* What you have to do:
Could the data underneath be repeated exactly, in full?

Page and application data records:

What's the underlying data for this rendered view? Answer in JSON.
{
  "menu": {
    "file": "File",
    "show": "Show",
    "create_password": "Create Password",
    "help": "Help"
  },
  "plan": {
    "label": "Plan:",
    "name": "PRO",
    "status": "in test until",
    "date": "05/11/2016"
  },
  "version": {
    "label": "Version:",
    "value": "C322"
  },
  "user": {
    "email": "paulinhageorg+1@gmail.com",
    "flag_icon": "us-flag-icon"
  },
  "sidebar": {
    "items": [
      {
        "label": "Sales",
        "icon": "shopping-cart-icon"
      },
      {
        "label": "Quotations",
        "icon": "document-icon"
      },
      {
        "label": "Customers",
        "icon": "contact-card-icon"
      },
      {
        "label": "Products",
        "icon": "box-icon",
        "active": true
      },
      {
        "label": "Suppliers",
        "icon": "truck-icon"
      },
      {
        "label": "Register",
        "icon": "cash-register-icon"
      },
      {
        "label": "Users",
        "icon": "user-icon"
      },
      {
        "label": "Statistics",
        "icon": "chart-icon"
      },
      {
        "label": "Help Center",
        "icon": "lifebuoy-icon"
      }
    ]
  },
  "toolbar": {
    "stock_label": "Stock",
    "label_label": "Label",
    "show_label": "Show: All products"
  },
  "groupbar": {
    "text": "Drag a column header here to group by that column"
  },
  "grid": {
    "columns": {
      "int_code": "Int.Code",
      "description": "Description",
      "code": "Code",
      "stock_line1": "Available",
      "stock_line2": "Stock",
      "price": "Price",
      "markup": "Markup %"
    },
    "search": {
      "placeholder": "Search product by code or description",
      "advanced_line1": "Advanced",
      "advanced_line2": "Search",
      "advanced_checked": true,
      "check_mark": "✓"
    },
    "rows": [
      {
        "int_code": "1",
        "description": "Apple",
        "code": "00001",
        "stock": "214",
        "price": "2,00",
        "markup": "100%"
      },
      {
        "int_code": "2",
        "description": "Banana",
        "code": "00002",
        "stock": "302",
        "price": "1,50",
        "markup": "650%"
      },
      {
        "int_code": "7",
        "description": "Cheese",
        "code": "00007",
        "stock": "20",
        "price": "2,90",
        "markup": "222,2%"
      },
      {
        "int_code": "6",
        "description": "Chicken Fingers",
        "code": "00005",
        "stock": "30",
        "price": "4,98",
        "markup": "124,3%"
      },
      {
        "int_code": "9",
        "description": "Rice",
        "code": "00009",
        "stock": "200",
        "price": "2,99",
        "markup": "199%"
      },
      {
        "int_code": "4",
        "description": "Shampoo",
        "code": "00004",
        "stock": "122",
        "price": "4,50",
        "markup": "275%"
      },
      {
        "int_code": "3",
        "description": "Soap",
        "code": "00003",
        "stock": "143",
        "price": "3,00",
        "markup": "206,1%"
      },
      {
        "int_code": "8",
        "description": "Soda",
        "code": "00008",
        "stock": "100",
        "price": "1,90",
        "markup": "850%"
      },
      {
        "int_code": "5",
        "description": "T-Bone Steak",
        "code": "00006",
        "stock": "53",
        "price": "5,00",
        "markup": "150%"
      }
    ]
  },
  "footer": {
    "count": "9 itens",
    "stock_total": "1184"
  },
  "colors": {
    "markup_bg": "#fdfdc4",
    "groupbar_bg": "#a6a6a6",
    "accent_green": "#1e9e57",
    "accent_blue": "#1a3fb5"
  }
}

* Result:
What's the underlying data for this rendered view? Answer in JSON.
{
  "menu": {
    "file": "File",
    "show": "Show",
    "create_password": "Create Password",
    "help": "Help"
  },
  "plan": {
    "label": "Plan:",
    "name": "PRO",
    "status": "in test until",
    "date": "05/11/2016"
  },
  "version": {
    "label": "Version:",
    "value": "C322"
  },
  "user": {
    "email": "paulinhageorg+1@gmail.com",
    "flag_icon": "us-flag-icon"
  },
  "sidebar": {
    "items": [
      {
        "label": "Sales",
        "icon": "shopping-cart-icon"
      },
      {
        "label": "Quotations",
        "icon": "document-icon"
      },
      {
        "label": "Customers",
        "icon": "contact-card-icon"
      },
      {
        "label": "Products",
        "icon": "box-icon",
        "active": true
      },
      {
        "label": "Suppliers",
        "icon": "truck-icon"
      },
      {
        "label": "Register",
        "icon": "cash-register-icon"
      },
      {
        "label": "Users",
        "icon": "user-icon"
      },
      {
        "label": "Statistics",
        "icon": "chart-icon"
      },
      {
        "label": "Help Center",
        "icon": "lifebuoy-icon"
      }
    ]
  },
  "toolbar": {
    "stock_label": "Stock",
    "label_label": "Label",
    "show_label": "Show: All products"
  },
  "groupbar": {
    "text": "Drag a column header here to group by that column"
  },
  "grid": {
    "columns": {
      "int_code": "Int.Code",
      "description": "Description",
      "code": "Code",
      "stock_line1": "Available",
      "stock_line2": "Stock",
      "price": "Price",
      "markup": "Markup %"
    },
    "search": {
      "placeholder": "Search product by code or description",
      "advanced_line1": "Advanced",
      "advanced_line2": "Search",
      "advanced_checked": true,
      "check_mark": "✓"
    },
    "rows": [
      {
        "int_code": "1",
        "description": "Apple",
        "code": "00001",
        "stock": "214",
        "price": "2,00",
        "markup": "100%"
      },
      {
        "int_code": "2",
        "description": "Banana",
        "code": "00002",
        "stock": "302",
        "price": "1,50",
        "markup": "650%"
      },
      {
        "int_code": "7",
        "description": "Cheese",
        "code": "00007",
        "stock": "20",
        "price": "2,90",
        "markup": "222,2%"
      },
      {
        "int_code": "6",
        "description": "Chicken Fingers",
        "code": "00005",
        "stock": "30",
        "price": "4,98",
        "markup": "124,3%"
      },
      {
        "int_code": "9",
        "description": "Rice",
        "code": "00009",
        "stock": "200",
        "price": "2,99",
        "markup": "199%"
      },
      {
        "int_code": "4",
        "description": "Shampoo",
        "code": "00004",
        "stock": "122",
        "price": "4,50",
        "markup": "275%"
      },
      {
        "int_code": "3",
        "description": "Soap",
        "code": "00003",
        "stock": "143",
        "price": "3,00",
        "markup": "206,1%"
      },
      {
        "int_code": "8",
        "description": "Soda",
        "code": "00008",
        "stock": "100",
        "price": "1,90",
        "markup": "850%"
      },
      {
        "int_code": "5",
        "description": "T-Bone Steak",
        "code": "00006",
        "stock": "53",
        "price": "5,00",
        "markup": "150%"
      }
    ]
  },
  "footer": {
    "count": "9 itens",
    "stock_total": "1184"
  },
  "colors": {
    "markup_bg": "#fdfdc4",
    "groupbar_bg": "#a6a6a6",
    "accent_green": "#1e9e57",
    "accent_blue": "#1a3fb5"
  }
}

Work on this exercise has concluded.